In my seminary days, one of the popular authors to hate on was N.T. Wright. He doesn’t believe in justification by faith alone, people would cry, even as panels of highly decorated professors criticized his work and painted it outside the lines of orthodoxy. John Piper wrote a book against his teaching, which probably made Wright one of the most unpopular theologians in the US almost overnight. Don’t nobody cross Piper, especially not with his massive following of Reformed and restless 20-somethings (of which I was a part).
After reading some of Piper’s book, The Future of Justification, I was convinced Wright was a heretic. I asked one of my friends what he thought. We talked for awhile and then he asked a question of his own, rather mildly: Have you ever read N.T. Wright?
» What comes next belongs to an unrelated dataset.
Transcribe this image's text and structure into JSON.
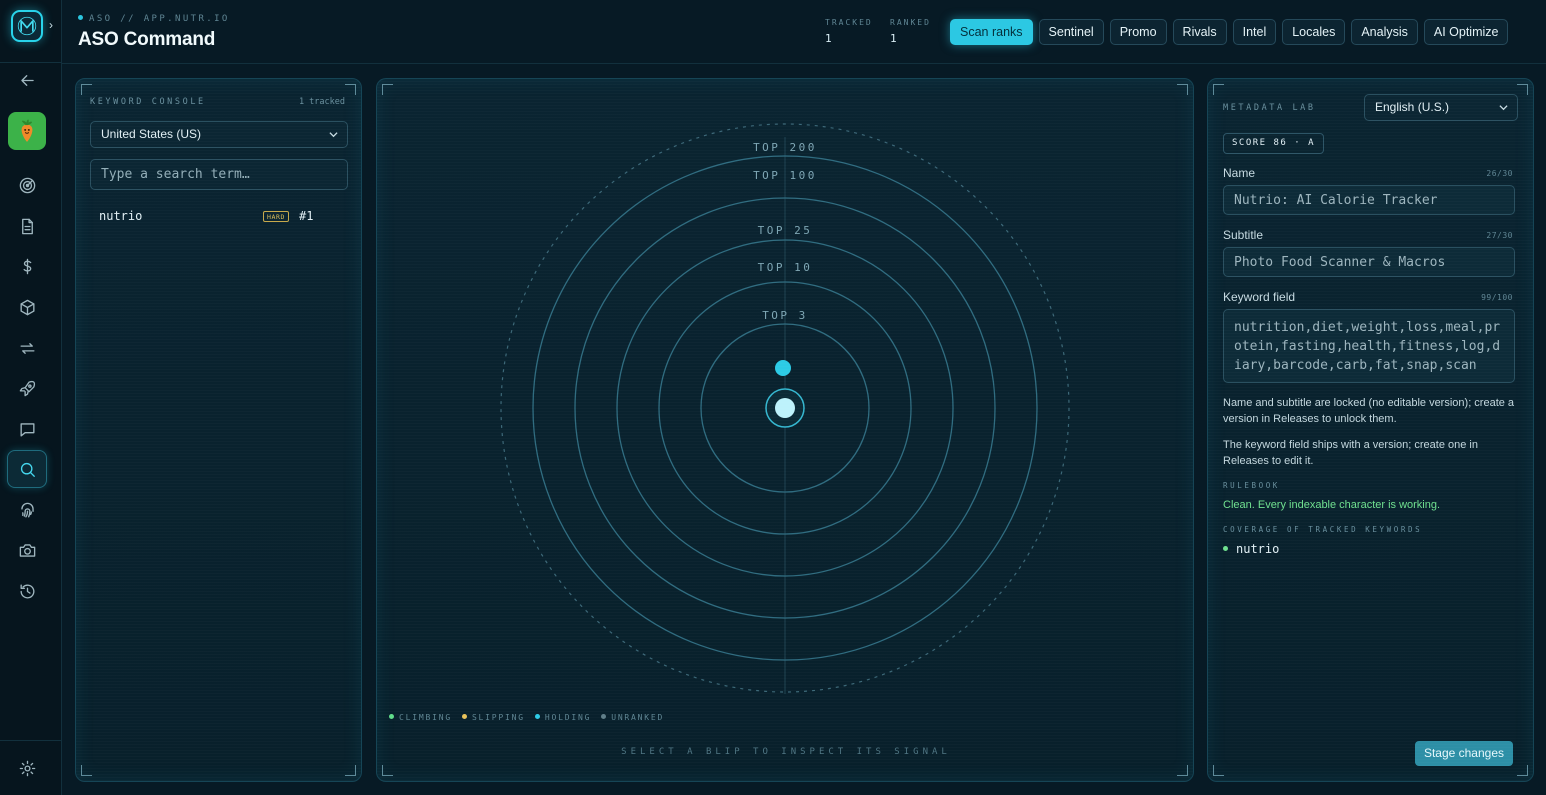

Uh, well, I, uh…
It was then I discovered a principle of personal conviction I’ve since tried to apply to my life: I will not criticize, and especially not label as “another gospel,” that which I have not personally read.
But this happens all the time (I just notice it more now). You hear people saying how they love or hate the teachings of John Calvin, and yet they’ve never read Calvin. All they know is what some anti-Calvinist blogger wrote, and that’s all they need to hear. From a five minute conversation with them, it’s obvious they don’t understand his teachings, either.
I’ve talked with people who could give you 57 reasons why they don’t agree with presuppositional apologetics, and yet they’ve never read any positive argument supporting the approach. How can you disagree with a theory or teaching when you don’t even know what it says?
When we do this, I think we lose all credibility. People don’t really take you seriously when you don’t even know what you’re arguing against (and they shouldn’t). Many times it’s because we want to sound learned without doing the antecedent work of actually studying. That’s just pride, and we need to repent of it.
One way I’ve chosen to repent is by resolving to read original sources before I criticize them. I figure the least I can do is try to understand someone on their own terms, which is a way to show respect (even if you disagree). There’s nothing that gets under my skin more than people who’ll tell you all day and all night why you’re wrong on a given subject but won’t actually read the original source upon which the discussion rests.
So I figure I’ll walk a mile in the right direction; I’ll extend that courtesy to others. I may still disagree with their position, but they can usually respect the fact that I took them seriously and treated them fairly.
One of my best friends is a pretty avid natural law theorist, and I’m a presuppositional guy myself. As we conversed about two oftentimes different approaches to apologetics (ways of defending Christianity), I realized I needed to read what he was reading in order to legitimately interact with him. So I asked him to give me a few titles that best represented his view.
It hasn’t changed my mind, but I have learned a lot from it. First, there is a lot of common ground we share that I didn’t think was there before. Second, it has helped me understand my friend more deeply. Even on the issues we don’t agree, I can at least empathize with where he’s coming from. And it allows us to have a more intelligent conversation because we’re not just lobbing darts at hidden targets in the dark.
I think this is also why we are terrible in the U.S. about having open debate with others with whom we disagree. We don’t really talk to each other as much as we talk past each other, because neither side takes the other seriously enough to study their position. As Christians we despise this tactic. We get portrayed as bigots and homophobes by people who’ve never read a Bible in their life and don’t care to listen to what we’re saying. It’s a filthy smear campaign. But we do it, too.
Read original sources and give people a fair trial. In love, give people the kind of hearing you wish they’d give you. Then give judgment based on the word of God, who is the sole arbiter of truth and justice. You never know—they may just return the favor.